Showing proof of address
If you are not sure that your proof of address document is going to be accepted, I highly recommend getting in touch with the business or organization first.
If it’s a government organization, they usually have their requirements stated on the website.
Dublin has a lot of choices in terms of shopping and outside of the city centre, there is also the Dundrum shopping centre near the Rathmines. You will run into a lot more goods from Europe which is a detail that I am really enjoying when I compare to the choices available here versus what is available in Canada and Australia.
If you don’t have winter items at hand you can grab thermals, fleece blankets, and other winter wear at Penneys or Marks & Spencers. You can bulk up on winter clothes at those places and also TK Maxx (kind of like Winners in Canada). There are also a lot of other department stores and brands – House of Fraser (high-end), Brown Thomas (high-end), BT2 (high-end), Debenhams, Dunnes, Arnotts and a lot of other known brands. I already brought with me my winter clothes from Canada.
For groceries, I like Aldi, Lidl, Marks and Spencer and Tesco.
If you shop online keep in mind that you also have to pay those additional customs and other duties and fees if you are shopping outside of the EU. Here’s a writeup from Revenue.ie here.
A majority of my plugs are North American and I have a lot of electronics and hardware with me. In terms of voltage difference, not much of an issue so long as it can do dual voltage.
You can go to Maplin and get a power charger cable with the UK/Ireland plug and replace it with the power adaptor. There is also a universal power strip available online but make sure the originator is from the EU.
Health and medical
I caught the cold/flu virus and was ill for a few weeks and it was straight forward to get an appointment. Medication and other supplies are found in dedicated pharmacist stores. Australia and Ireland have a reciprocal health agreement for certain services also.
My appointment with the doctor was about 48 euros.Social life, nights out, meetups etc
I haven’t really gotten stuck into meet ups and events in my first month since I was taken ill. But I have signed up to events for the balance of November and throughout December.

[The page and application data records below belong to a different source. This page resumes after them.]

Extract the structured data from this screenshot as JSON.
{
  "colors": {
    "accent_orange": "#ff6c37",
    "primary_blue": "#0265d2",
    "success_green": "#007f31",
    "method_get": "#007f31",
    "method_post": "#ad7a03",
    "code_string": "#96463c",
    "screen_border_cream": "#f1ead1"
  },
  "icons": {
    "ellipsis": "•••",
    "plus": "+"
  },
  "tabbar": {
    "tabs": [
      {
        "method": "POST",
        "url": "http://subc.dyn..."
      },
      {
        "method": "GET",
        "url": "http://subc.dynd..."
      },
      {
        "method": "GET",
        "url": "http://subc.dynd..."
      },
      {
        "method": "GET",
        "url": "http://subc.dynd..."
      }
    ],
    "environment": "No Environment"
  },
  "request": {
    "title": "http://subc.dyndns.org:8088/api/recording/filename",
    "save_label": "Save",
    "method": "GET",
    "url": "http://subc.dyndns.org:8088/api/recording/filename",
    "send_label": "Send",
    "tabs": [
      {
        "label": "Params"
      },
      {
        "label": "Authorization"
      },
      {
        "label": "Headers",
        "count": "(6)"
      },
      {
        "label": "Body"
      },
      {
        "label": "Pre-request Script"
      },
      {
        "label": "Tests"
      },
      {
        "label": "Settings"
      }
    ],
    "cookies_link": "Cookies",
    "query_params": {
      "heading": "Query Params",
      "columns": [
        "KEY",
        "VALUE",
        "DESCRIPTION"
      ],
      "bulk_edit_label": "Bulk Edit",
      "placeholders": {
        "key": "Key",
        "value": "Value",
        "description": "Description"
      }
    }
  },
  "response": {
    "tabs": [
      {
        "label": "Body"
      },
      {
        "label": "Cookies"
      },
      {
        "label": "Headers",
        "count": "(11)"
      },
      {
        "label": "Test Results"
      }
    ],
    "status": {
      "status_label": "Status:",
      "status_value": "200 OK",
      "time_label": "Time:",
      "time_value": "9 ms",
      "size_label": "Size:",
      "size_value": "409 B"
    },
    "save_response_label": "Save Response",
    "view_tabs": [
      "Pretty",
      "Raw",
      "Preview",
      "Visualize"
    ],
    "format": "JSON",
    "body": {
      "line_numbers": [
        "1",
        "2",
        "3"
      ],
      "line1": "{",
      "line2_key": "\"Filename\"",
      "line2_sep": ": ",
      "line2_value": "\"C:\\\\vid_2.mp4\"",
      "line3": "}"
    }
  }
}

Travel all around Ireland and elsewhere in the UK and Europe
I did a fair bit of travelling in 2012 and saw many of the key sites. I don’t have any plans to do further travel in Ireland until the weather warms up.
As for the UK and Europe, I have a flight booked for London for a weekend. I don’t have anything solid planned yet!
Working in Ireland
While my current role was not via recruiters, I have found that the recruiters here are professional in their roles and also transparent with the process and their feedback.
Overall, I have had some good responses from recruiters and hiring managers for positions in Dublin and elsewhere including Cork and Wexford. This was a surprise since I do state that I am on the working holiday visa program.
In addition, I also do require being able to continue to work in my industry and in professional roles. The 6 month visa timeframe pretty much limited my choices (and a big reason for my initial discomfort). Be warned that even if a role was contract, you can still be discounted in case it’s an initial-contract or rolling contract type of role.
However, once you have a professional role locked in, it’s a possible step into obtaining the Critical Skills Employment Permit programme providing that you take the correct steps in the first place. I think this is where an immigration lawyer is very useful or at least, read up as much as you can about immigration law and what is possible.
Interested in working in Ireland? Or are you Irish and interested in working in Canada or Australia?
If you have any questions feel free to contact me here.
Please note that I do not offer migration consultant services, and that I do not accept invitations to do private calls with anyone concerning their migration issue.
Also note that this post is not migration advice and that details can change.